More than 70 of Idaho’s 105 legislators and 175 Farm Bureau members attended this year’s event, which was held Feb. 7-8.

The highlight of the conference is a strolling buffet that allows farmers and ranchers to sit down with lawmakers over dinner and discuss important issues.

“Building relationships with our legislators is one of the most important things we can do,” said IFBF President Bryan Searle. “They are right in the middle of Idaho’s legislative session during this event, so it’s an opportunity to come and remind them of our policies and where we stand on some of the legislation that’s being proposed.”

There is no program for the strolling buffet.
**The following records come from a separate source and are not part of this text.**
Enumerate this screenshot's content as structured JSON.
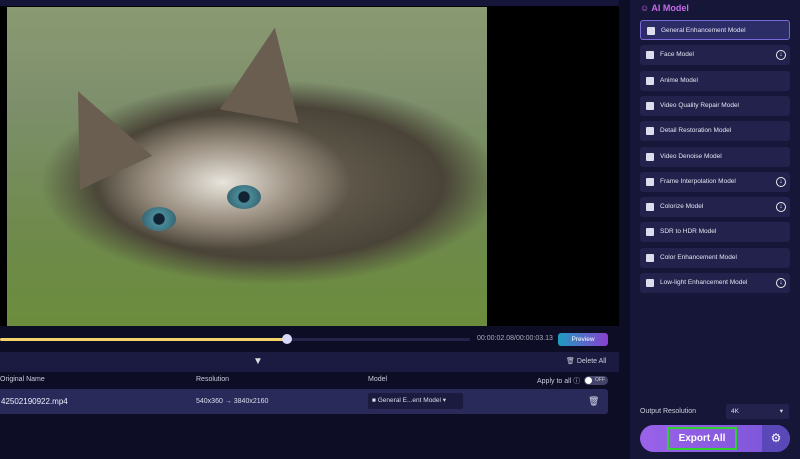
{
  "player": {
    "current_time": "00:00:02.08",
    "total_time": "00:00:03.13",
    "time_sep": "/",
    "progress": 0.61,
    "preview_label": "Preview"
  },
  "list": {
    "delete_all_label": "Delete All",
    "collapse_icon": "double-chevron-down-icon",
    "headers": {
      "name": "Original Name",
      "resolution": "Resolution",
      "model": "Model",
      "apply_all": "Apply to all"
    },
    "apply_all_toggle": "OFF",
    "rows": [
      {
        "name": "42502190922.mp4",
        "res_from": "540x360",
        "arrow": "→",
        "res_to": "3840x2160",
        "model": "General E...ent Model"
      }
    ]
  },
  "sidebar": {
    "title": "AI Model",
    "models": [
      {
        "label": "General Enhancement Model",
        "selected": true,
        "download": false
      },
      {
        "label": "Face Model",
        "download": true
      },
      {
        "label": "Anime Model",
        "download": false
      },
      {
        "label": "Video Quality Repair Model",
        "download": false
      },
      {
        "label": "Detail Restoration Model",
        "download": false
      },
      {
        "label": "Video Denoise Model",
        "download": false
      },
      {
        "label": "Frame Interpolation Model",
        "download": true
      },
      {
        "label": "Colorize Model",
        "download": true
      },
      {
        "label": "SDR to HDR Model",
        "download": false
      },
      {
        "label": "Color Enhancement Model",
        "download": false
      },
      {
        "label": "Low-light Enhancement Model",
        "download": true
      }
    ],
    "output_resolution_label": "Output Resolution",
    "output_resolution": "4K",
    "export_label": "Export All"
  },
  "colors": {
    "accent": "#8a5ce0",
    "progress": "#f3d36a",
    "highlight": "#2fd02f"
  }
}
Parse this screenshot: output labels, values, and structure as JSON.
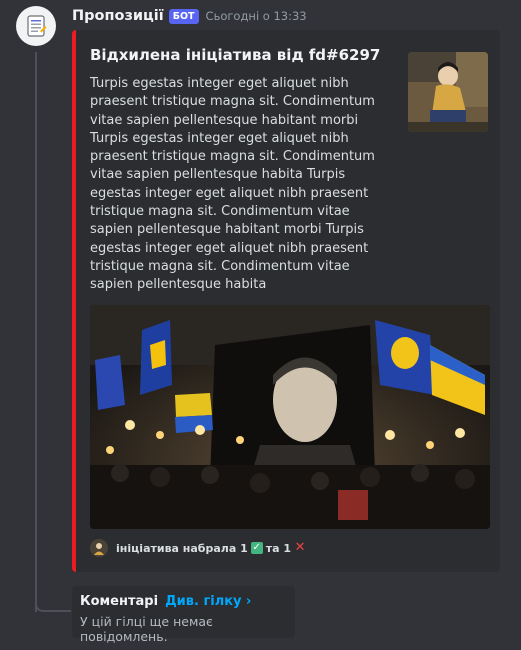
{
  "message": {
    "author": "Пропозиції",
    "bot_badge": "БОТ",
    "timestamp": "Сьогодні о 13:33",
    "avatar_icon": "document-icon"
  },
  "embed": {
    "accent_color": "#ed1c24",
    "title": "Відхилена ініціатива від fd#6297",
    "description": "Turpis egestas integer eget aliquet nibh praesent tristique magna sit. Condimentum vitae sapien pellentesque habitant morbi Turpis egestas integer eget aliquet nibh praesent tristique magna sit. Condimentum vitae sapien pellentesque habita Turpis egestas integer eget aliquet nibh praesent tristique magna sit. Condimentum vitae sapien pellentesque habitant morbi Turpis egestas integer eget aliquet nibh praesent tristique magna sit. Condimentum vitae sapien pellentesque habita",
    "footer": {
      "text_before": "ініціатива набрала 1",
      "text_middle": "та 1",
      "check_icon": "check-mark-icon",
      "cross_icon": "cross-mark-icon"
    }
  },
  "thread": {
    "title": "Коментарі",
    "link": "Див. гілку ›",
    "empty_text": "У цій гілці ще немає повідомлень."
  }
}
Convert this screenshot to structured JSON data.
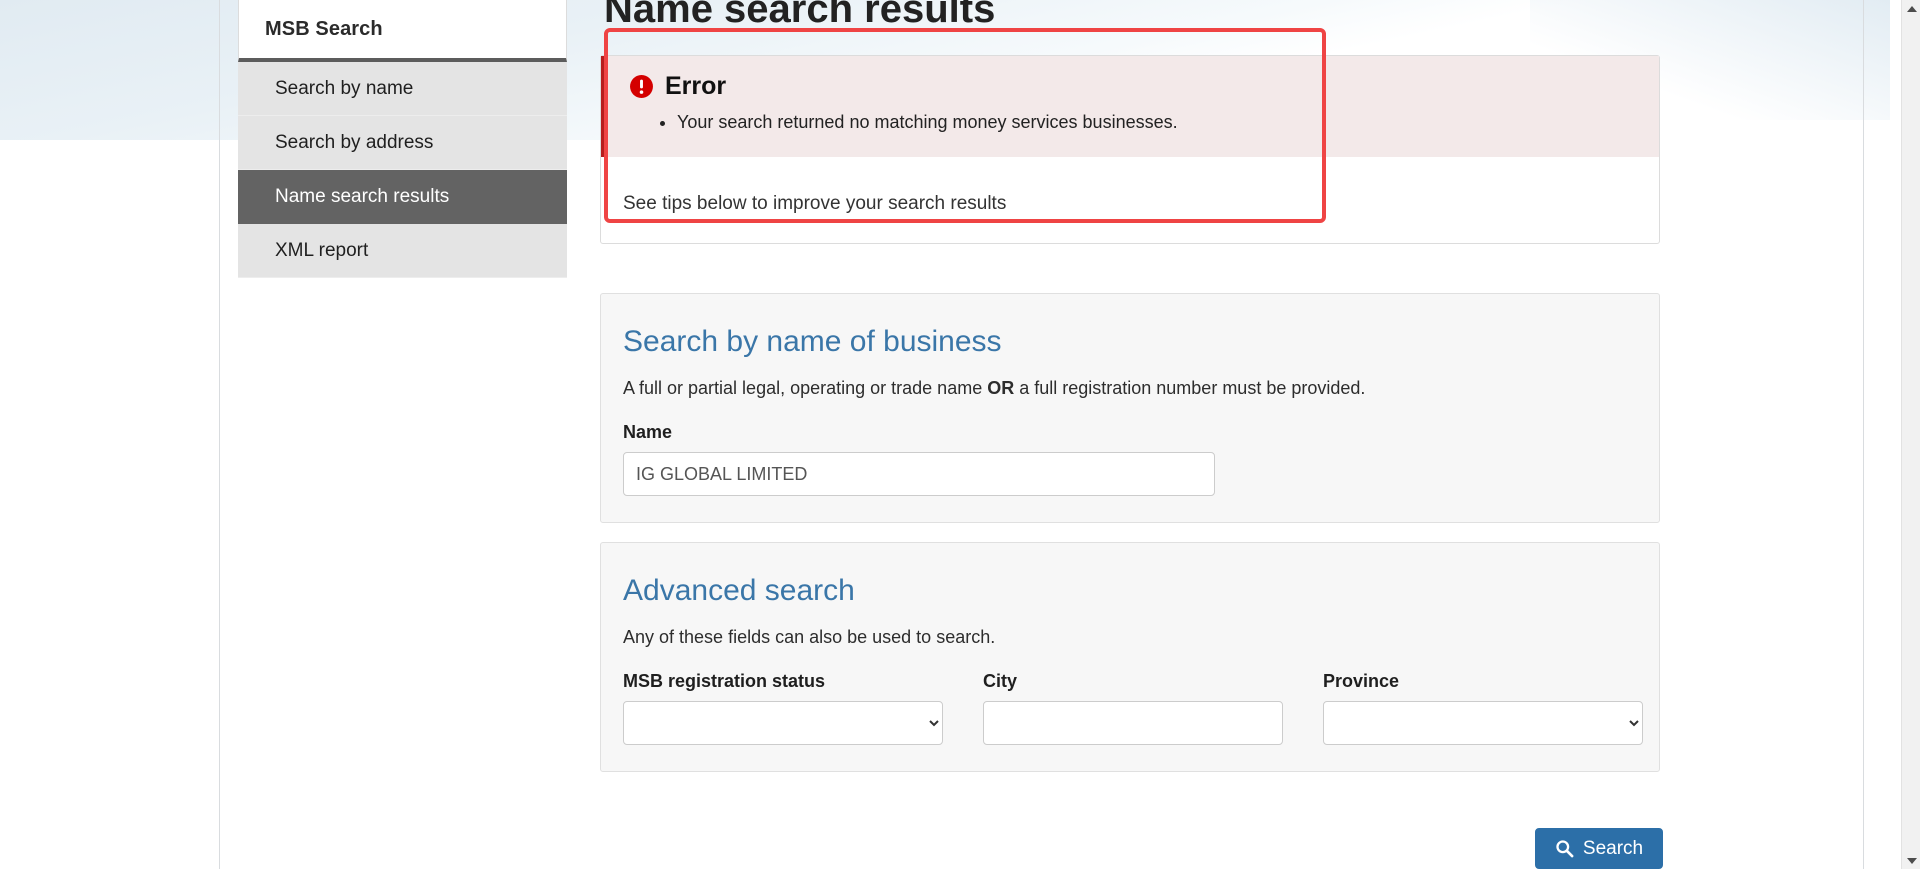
{
  "sidebar": {
    "header_title": "MSB Search",
    "items": [
      {
        "label": "Search by name",
        "active": false
      },
      {
        "label": "Search by address",
        "active": false
      },
      {
        "label": "Name search results",
        "active": true
      },
      {
        "label": "XML report",
        "active": false
      }
    ]
  },
  "main": {
    "page_title": "Name search results",
    "error": {
      "icon": "error-exclamation-icon",
      "title": "Error",
      "messages": [
        "Your search returned no matching money services businesses."
      ]
    },
    "tips_text": "See tips below to improve your search results",
    "name_search": {
      "title": "Search by name of business",
      "desc_before": "A full or partial legal, operating or trade name ",
      "desc_strong": "OR",
      "desc_after": " a full registration number must be provided.",
      "name_label": "Name",
      "name_value": "IG GLOBAL LIMITED",
      "name_placeholder": "IG GLOBAL LIMITED"
    },
    "advanced_search": {
      "title": "Advanced search",
      "desc": "Any of these fields can also be used to search.",
      "status_label": "MSB registration status",
      "status_value": "",
      "status_options": [
        ""
      ],
      "city_label": "City",
      "city_value": "",
      "city_placeholder": "",
      "province_label": "Province",
      "province_value": "",
      "province_options": [
        ""
      ]
    },
    "search_button": {
      "label": "Search",
      "icon": "search-magnifier-icon"
    }
  },
  "colors": {
    "accent_link": "#3a76a8",
    "button_primary": "#2c6fa8",
    "error_red": "#b71d1d",
    "error_bg": "#f3e9e9",
    "annotation_red": "#ef4444",
    "sidebar_active_bg": "#636363",
    "sidebar_item_bg": "#e4e4e4"
  },
  "scrollbar": {
    "up_arrow": "scroll-up-arrow-icon",
    "down_arrow": "scroll-down-arrow-icon"
  }
}
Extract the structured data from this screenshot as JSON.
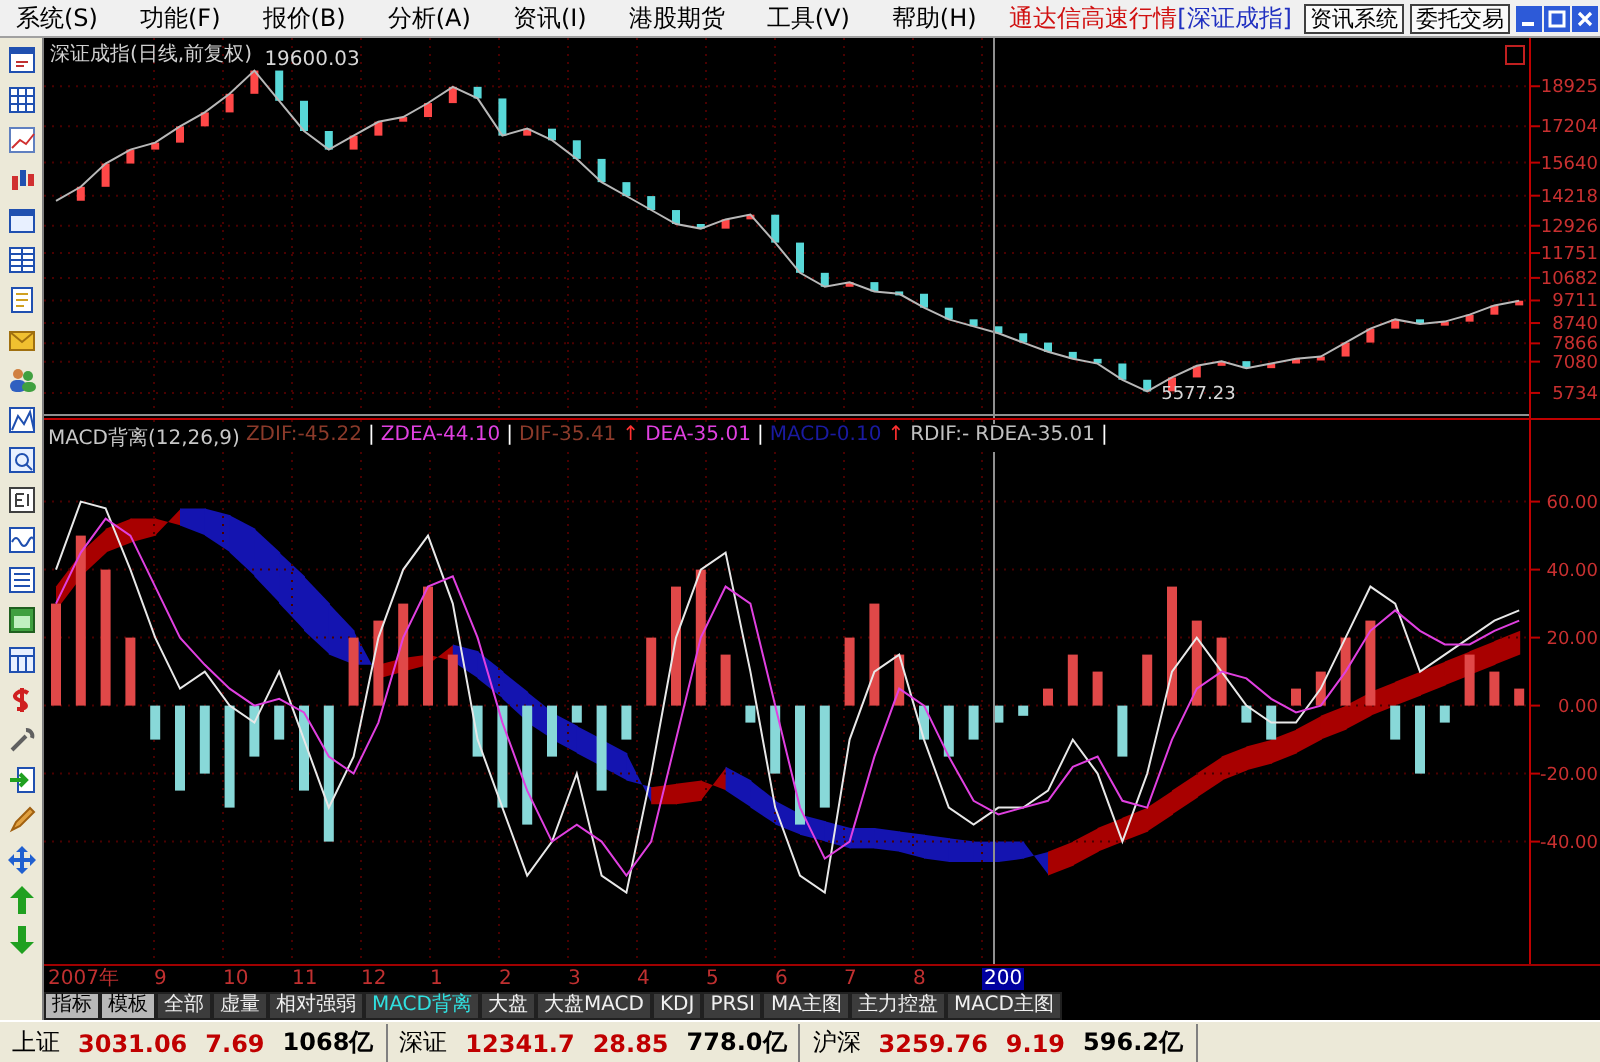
{
  "menu_bar": {
    "items": [
      "系统(S)",
      "功能(F)",
      "报价(B)",
      "分析(A)",
      "资讯(I)",
      "港股期货",
      "工具(V)",
      "帮助(H)"
    ],
    "app_title": "通达信高速行情",
    "market": "[深证成指]",
    "buttons": [
      "资讯系统",
      "委托交易"
    ]
  },
  "price_panel": {
    "title": "深证成指(日线,前复权)",
    "max_label": "19600.03",
    "min_label": "5577.23",
    "chart_data": {
      "type": "line",
      "grid": true,
      "ylim": [
        5000,
        21000
      ],
      "yticks": [
        18925,
        17204,
        15640,
        14218,
        12926,
        11751,
        10682,
        9711,
        8740,
        7866,
        7080,
        5734
      ],
      "series": [
        {
          "color": "#b8b8b8",
          "values": [
            14000,
            14600,
            15600,
            16200,
            16500,
            17200,
            17800,
            18600,
            19600,
            18300,
            17000,
            16200,
            16800,
            17400,
            17600,
            18200,
            18900,
            18400,
            16800,
            17100,
            16600,
            15800,
            14800,
            14200,
            13600,
            13000,
            12800,
            13200,
            13400,
            12200,
            10900,
            10300,
            10500,
            10100,
            10000,
            9400,
            8900,
            8600,
            8300,
            7900,
            7500,
            7200,
            7000,
            6300,
            5800,
            6400,
            6900,
            7100,
            6800,
            7000,
            7200,
            7300,
            7900,
            8500,
            8900,
            8700,
            8800,
            9100,
            9500,
            9700
          ]
        }
      ]
    }
  },
  "indicator_panel": {
    "legend": [
      {
        "text": "MACD背离(12,26,9)",
        "color": "#c8c8c8"
      },
      {
        "text": "ZDIF:-45.22",
        "color": "#8b3a2a"
      },
      {
        "text": "|",
        "color": "#ffffff"
      },
      {
        "text": "ZDEA-44.10",
        "color": "#e040e0"
      },
      {
        "text": "|",
        "color": "#ffffff"
      },
      {
        "text": "DIF-35.41",
        "color": "#8b3a2a"
      },
      {
        "text": "↑",
        "color": "#ff3030"
      },
      {
        "text": "DEA-35.01",
        "color": "#e040e0"
      },
      {
        "text": "|",
        "color": "#ffffff"
      },
      {
        "text": "MACD-0.10",
        "color": "#1a1aa0"
      },
      {
        "text": "↑",
        "color": "#ff3030"
      },
      {
        "text": "RDIF:-",
        "color": "#c0c0c0"
      },
      {
        "text": "RDEA-35.01",
        "color": "#c0c0c0"
      },
      {
        "text": "|",
        "color": "#ffffff"
      }
    ],
    "chart_data": {
      "type": "bar",
      "grid": true,
      "ylim": [
        -76,
        84
      ],
      "yticks": [
        {
          "value": 60,
          "label": "60.00"
        },
        {
          "value": 40,
          "label": "40.00"
        },
        {
          "value": 20,
          "label": "20.00"
        },
        {
          "value": 0,
          "label": "0.00"
        },
        {
          "value": -20,
          "label": "-20.00"
        },
        {
          "value": -40,
          "label": "-40.00"
        }
      ],
      "series": [
        {
          "type": "bar",
          "color": "#e04848",
          "values": [
            30,
            50,
            40,
            20,
            null,
            null,
            null,
            null,
            null,
            null,
            null,
            null,
            20,
            25,
            30,
            35,
            15,
            null,
            null,
            null,
            null,
            null,
            null,
            null,
            20,
            35,
            40,
            15,
            null,
            null,
            null,
            null,
            20,
            30,
            15,
            null,
            null,
            null,
            null,
            null,
            5,
            15,
            10,
            null,
            15,
            35,
            25,
            20,
            null,
            null,
            5,
            10,
            20,
            25,
            null,
            null,
            null,
            15,
            10,
            5
          ]
        },
        {
          "type": "bar",
          "color": "#88d8d8",
          "values": [
            null,
            null,
            null,
            null,
            -10,
            -25,
            -20,
            -30,
            -15,
            -10,
            -25,
            -40,
            null,
            null,
            null,
            null,
            null,
            -15,
            -30,
            -35,
            -15,
            -5,
            -25,
            -10,
            null,
            null,
            null,
            null,
            -5,
            -20,
            -35,
            -30,
            null,
            null,
            null,
            -10,
            -15,
            -10,
            -5,
            -3,
            null,
            null,
            null,
            -15,
            null,
            null,
            null,
            null,
            -5,
            -10,
            null,
            null,
            null,
            null,
            -10,
            -20,
            -5,
            null,
            null,
            null
          ]
        },
        {
          "type": "line",
          "color": "#e8e8e8",
          "values": [
            40,
            60,
            58,
            40,
            20,
            5,
            10,
            0,
            -5,
            10,
            -10,
            -30,
            -15,
            20,
            40,
            50,
            30,
            -10,
            -30,
            -50,
            -40,
            -20,
            -50,
            -55,
            -20,
            20,
            40,
            45,
            10,
            -30,
            -50,
            -55,
            -10,
            10,
            15,
            -10,
            -30,
            -35,
            -30,
            -30,
            -25,
            -10,
            -20,
            -40,
            -20,
            10,
            20,
            10,
            0,
            -5,
            -5,
            5,
            20,
            35,
            30,
            10,
            15,
            20,
            25,
            28
          ]
        },
        {
          "type": "line",
          "color": "#e040e0",
          "values": [
            30,
            45,
            55,
            50,
            35,
            20,
            12,
            5,
            0,
            2,
            -2,
            -15,
            -20,
            -5,
            20,
            35,
            38,
            20,
            -5,
            -25,
            -40,
            -35,
            -40,
            -50,
            -40,
            -10,
            20,
            35,
            30,
            0,
            -30,
            -45,
            -40,
            -15,
            5,
            0,
            -15,
            -28,
            -32,
            -30,
            -28,
            -18,
            -15,
            -28,
            -30,
            -10,
            5,
            10,
            8,
            2,
            -2,
            0,
            10,
            22,
            28,
            22,
            18,
            18,
            22,
            25
          ]
        }
      ]
    }
  },
  "date_axis": [
    {
      "label": "2007年",
      "kind": "tick"
    },
    {
      "label": "9",
      "kind": "tick"
    },
    {
      "label": "10",
      "kind": "tick"
    },
    {
      "label": "11",
      "kind": "tick"
    },
    {
      "label": "12",
      "kind": "tick"
    },
    {
      "label": "1",
      "kind": "tick"
    },
    {
      "label": "2",
      "kind": "tick"
    },
    {
      "label": "3",
      "kind": "tick"
    },
    {
      "label": "4",
      "kind": "tick"
    },
    {
      "label": "5",
      "kind": "tick"
    },
    {
      "label": "6",
      "kind": "tick"
    },
    {
      "label": "7",
      "kind": "tick"
    },
    {
      "label": "8",
      "kind": "tick"
    },
    {
      "label": "200",
      "kind": "cursor"
    }
  ],
  "tab_bar": {
    "tabs": [
      {
        "label": "指标",
        "kind": "button",
        "selected": false
      },
      {
        "label": "模板",
        "kind": "button",
        "selected": false
      },
      {
        "label": "全部",
        "kind": "tab",
        "selected": false
      },
      {
        "label": "虚量",
        "kind": "tab",
        "selected": false
      },
      {
        "label": "相对强弱",
        "kind": "tab",
        "selected": false
      },
      {
        "label": "MACD背离",
        "kind": "tab",
        "selected": true
      },
      {
        "label": "大盘",
        "kind": "tab",
        "selected": false
      },
      {
        "label": "大盘MACD",
        "kind": "tab",
        "selected": false
      },
      {
        "label": "KDJ",
        "kind": "tab",
        "selected": false
      },
      {
        "label": "PRSI",
        "kind": "tab",
        "selected": false
      },
      {
        "label": "MA主图",
        "kind": "tab",
        "selected": false
      },
      {
        "label": "主力控盘",
        "kind": "tab",
        "selected": false
      },
      {
        "label": "MACD主图",
        "kind": "tab",
        "selected": false
      }
    ]
  },
  "status_bar": [
    {
      "market": "上证",
      "index": "3031.06",
      "change": "7.69",
      "turnover": "1068亿"
    },
    {
      "market": "深证",
      "index": "12341.7",
      "change": "28.85",
      "turnover": "778.0亿"
    },
    {
      "market": "沪深",
      "index": "3259.76",
      "change": "9.19",
      "turnover": "596.2亿"
    }
  ]
}
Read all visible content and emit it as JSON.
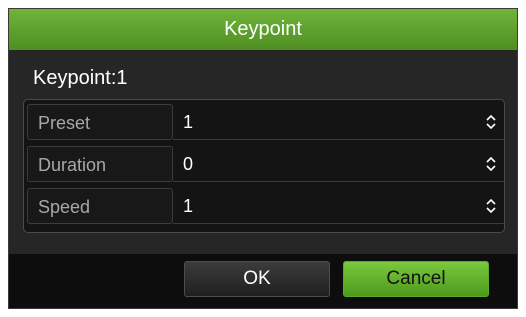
{
  "dialog": {
    "title": "Keypoint",
    "subtitle": "Keypoint:1",
    "fields": [
      {
        "label": "Preset",
        "value": "1",
        "icon": "spinner-updown-icon"
      },
      {
        "label": "Duration",
        "value": "0",
        "icon": "spinner-updown-icon"
      },
      {
        "label": "Speed",
        "value": "1",
        "icon": "spinner-updown-icon"
      }
    ],
    "buttons": {
      "ok_label": "OK",
      "cancel_label": "Cancel"
    }
  },
  "colors": {
    "title_bar": "#5fa42e",
    "dialog_background": "#262626",
    "cancel_button": "#6bb832"
  }
}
It’s simply an opportunity for agricultural producers to engage in face-to-face discussions with legislators.

“We purposely don’t have a program at the dinner so that they can just talk about whatever’s on their mind,” said Russ Hendricks, director of IFBF’s governmental affairs division. “Our members do a great job of talking about the issues that are of concern to them.”

Weston rancher Jason Fellows, a member of IFBF’s board of directors, said the highlight of the two-day conference “is getting together and meeting with our legislators.”

The low-key nature of the strolling buffet allows both parties to engage in frank discussions about important topics, he said.

“It’s pretty hard not to be able to listen to somebody when you’re breaking bread,” Fellows said.

During the conference, Farm Bureau members also visit the Capitol building and attend legislative committee meetings.

“For the legislative side of the conference, the main emphasis is on helping our members better understand the legislative process that affects their farms and ranches and how they can meaningfully engage in it to make sure that the outcome is positive for them and their fellow farmers,” Hendricks said.

While attending the House State Affairs Committee Feb. 8, five Farm Bureau members who were there for the conference ended up testifying on a school elections bill with provisions that IFBF policy supports.

The bill passed out of committee by an 11-2 vote.

“As I spoke to the chairman and some of the committee members afterward, they just thanked me again and again for having real members come and share their thoughts with the committee; they loved it,” Hendricks said.

During the IFBF conference, members of the organization’s various commodity committees also meet to discuss the latest issues affecting their commodities.

Members of Idaho Farm Bureau Federation’s wheat and feed grain, hay and forage, beef, water, potato, dairy, forestry and farmland preservation committees met during this year’s event.

“This allows grassroots members who are experts in the potato area or beef area or wheat area or whatever it is, to really dial in on those issues affecting that commodity so we can have relevant policy that meets the needs of agriculture,” Searle said.

The commodity side of the conference is held in conjunction with the legislative part “so that there is cross-pollination,” Hendricks said. “We found there’s a lot of synergy in terms of bringing them together and getting the commodity committee folks to engage on the legislative side and vice versa.”

The new director of the Idaho State Department of Agriculture, Chanel Tewalt, also addressed Farm Bureau members during the conference.

She said ISDA’s relationship with Farm Bureau is strong and important to the department and assured agricultural producers that ISDA understands it “is there to serve agriculture, not the other way around.”

She also encouraged people to make sure the department is kept up on important new issues.

“I have a very open-door approach to things; please tell me when you have issues,” Tewalt said. “If I don’t know about it … I can’t fix it.”

All four members of the state’s congressional delegation addressed IFBF members by video during the conference.

Rep. Mike Simpson, R-Idaho, said he understands how critical the new farm bill is for agriculture.

“This is an important piece of legislation, for agriculture, for Idaho,” he said. “We have to make sure this is a decent bill ….”